"Sundays are a prestige night and we feel our shows are definitely going to be very competitive, not just in viewership but in the attention-getting business on Sundays. So it made sense to move."
And he's right. Albrecht, who for a time ran HBO, is a smart executive and shifting his original series to Sundays (while moving the network's film premieres back to Saturdays) is the right move. Starz has a number of A-level prospects on the horizon including American Gods, which analysts and the company believe could be their Game of Thrones.
This needed to be done especially (as Albrecht also pointed out) because not airing on Sunday cuts them out of the water-cooler conversation, which drives ratings. Cable's big night has long been Sundays and the king of that is usually HBO, expect for when Walking Dead is on.
Speaking of HBO, the network knows it has some issues to overcome as well. Specifically, the fact it hasn't launched a successful new drama in a while. Not to take away anything from Vinyl or The Leftovers, which are both under-rated, but the dial is not moving for those shows and it was critically acclaimed alone that got them renewed.
Yet HBO has a few more cards to play including the long-delayed but highly anticipated Westworld hitting this fall, along with the return of Sarah Jessica Parker in the comedy Divorce. HBO this week also signed pilot deals for new potential projects from Oscar winners Adam McKay and Kathryn Bigelow so the pipeline is quickly being restocked.

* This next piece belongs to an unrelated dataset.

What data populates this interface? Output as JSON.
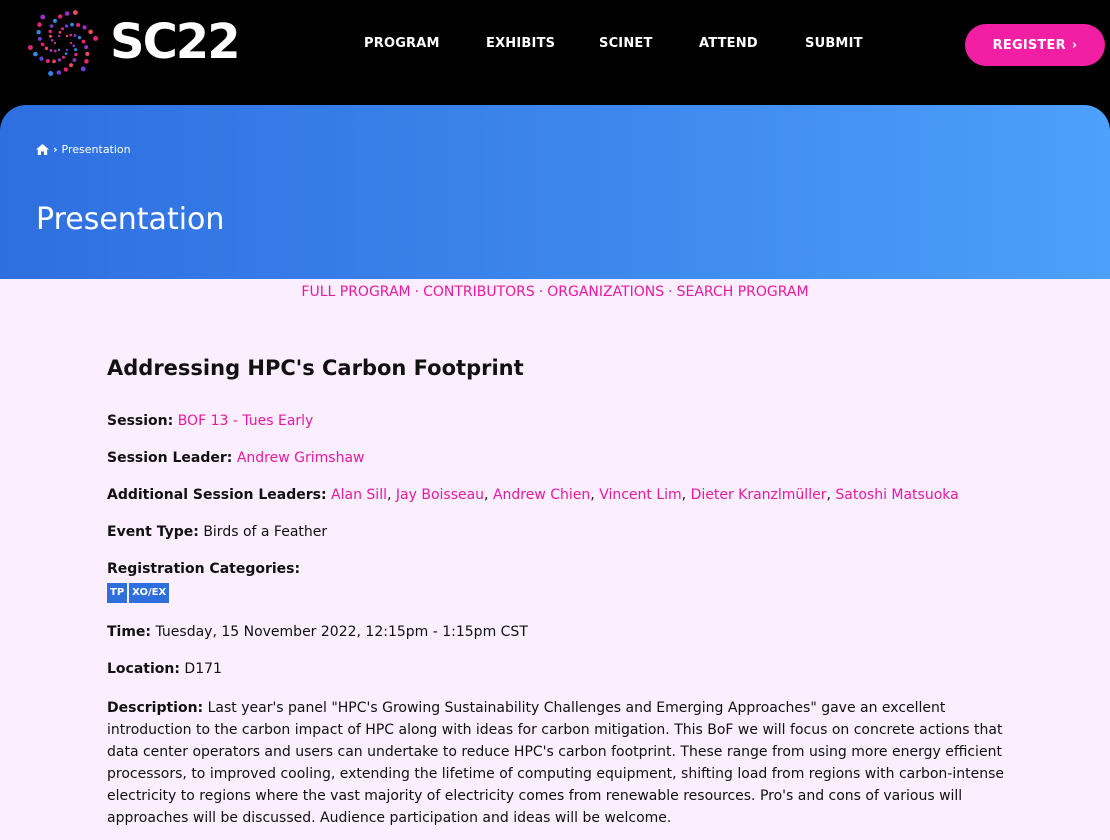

However, what's really going to impact the stock is how HBO's streaming services do, especially after the negative reaction to HBO's first subscription revelations earlier this year. The good news is that the network has made sure shareholders know that area is still a priority.

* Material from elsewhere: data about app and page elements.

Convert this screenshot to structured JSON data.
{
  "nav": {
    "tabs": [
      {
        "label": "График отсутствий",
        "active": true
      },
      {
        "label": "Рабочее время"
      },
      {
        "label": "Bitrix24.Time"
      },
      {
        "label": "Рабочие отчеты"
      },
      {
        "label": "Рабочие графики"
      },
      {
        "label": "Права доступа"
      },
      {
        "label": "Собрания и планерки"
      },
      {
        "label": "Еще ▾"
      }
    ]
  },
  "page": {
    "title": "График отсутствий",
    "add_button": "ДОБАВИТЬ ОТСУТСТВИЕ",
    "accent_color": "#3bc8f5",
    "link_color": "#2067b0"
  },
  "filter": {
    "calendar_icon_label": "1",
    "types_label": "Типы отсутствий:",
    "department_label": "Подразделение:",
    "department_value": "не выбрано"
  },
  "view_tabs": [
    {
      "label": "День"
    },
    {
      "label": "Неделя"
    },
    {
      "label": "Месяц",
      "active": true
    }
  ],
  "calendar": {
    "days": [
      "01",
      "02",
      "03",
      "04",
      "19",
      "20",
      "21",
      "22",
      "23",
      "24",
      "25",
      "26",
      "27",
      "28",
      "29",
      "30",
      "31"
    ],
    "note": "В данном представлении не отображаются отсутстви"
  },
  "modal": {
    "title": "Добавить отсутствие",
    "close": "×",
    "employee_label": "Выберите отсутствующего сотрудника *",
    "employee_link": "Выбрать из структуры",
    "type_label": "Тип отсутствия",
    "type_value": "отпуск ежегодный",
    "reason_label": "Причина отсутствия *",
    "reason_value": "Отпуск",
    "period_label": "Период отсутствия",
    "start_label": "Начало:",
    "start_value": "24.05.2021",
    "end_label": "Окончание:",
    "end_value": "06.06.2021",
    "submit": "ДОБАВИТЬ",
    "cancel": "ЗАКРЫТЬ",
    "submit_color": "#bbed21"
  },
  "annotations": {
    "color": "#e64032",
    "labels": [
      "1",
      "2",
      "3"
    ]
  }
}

HBO's streaming strategy is very clever and incorporates all of its marquee properties. From a Game of Thrones after-show (that is essentially a streaming exclusive) to new online content on the horizon from prized acquisitions Bill Simmons and Jon Stewart, you are going to begin seeing the emphasis on streaming begin to pay off.
Showtime also can't be overlooked. While its deals for new films have been severely cut in recent years, the network's original scripted and sports programming has never been stronger.
For example, the Showtime's signature drama series Homeland has seen a resurgence and its stable includes equally critically acclaimed fare like Masters of Sex, Ray Donovan, The Affair and Shameless (which is being called upon for double-duty in 2016).
Like its rivals, 2017 could also be stellar for the CBS-owned cabler as it has the anticipated Twin Peaks revival and Purity on the horizon. Purity is a big win for Showtime as the limited series starring (and co-produced by) Daniel Craig ignited a bidding war. Showtime is just now beginning to embrace the limited series craze, which has worked out well for HBO and other cable networks.
The channel also has a streaming presence with a stand-alone app and add-on deals with companies like Amazon. While it doesn't have the same level of upcoming web/streaming based projects as HBO, it likely still will be able to draw in new subscribers based on that original content.
The question for all of them eventually becomes will that help them compete with Netflix? The answer is essentially, we will have to wait and see as it is important to keep in mind in many homes people have both Netflix and a premium subscription. Still networks want to maintain an advantage over their competition and no matter the price that will never change.
Disclosure: I am/we are long CBS.
Business relationship disclosure: All opinions expressed are the authors and no compensation outside of Seeking Alpha is being received. While the author has a business relationship with a subsidiary of CBS, it is not related to any divisions discussed and the author is not a full-time employee.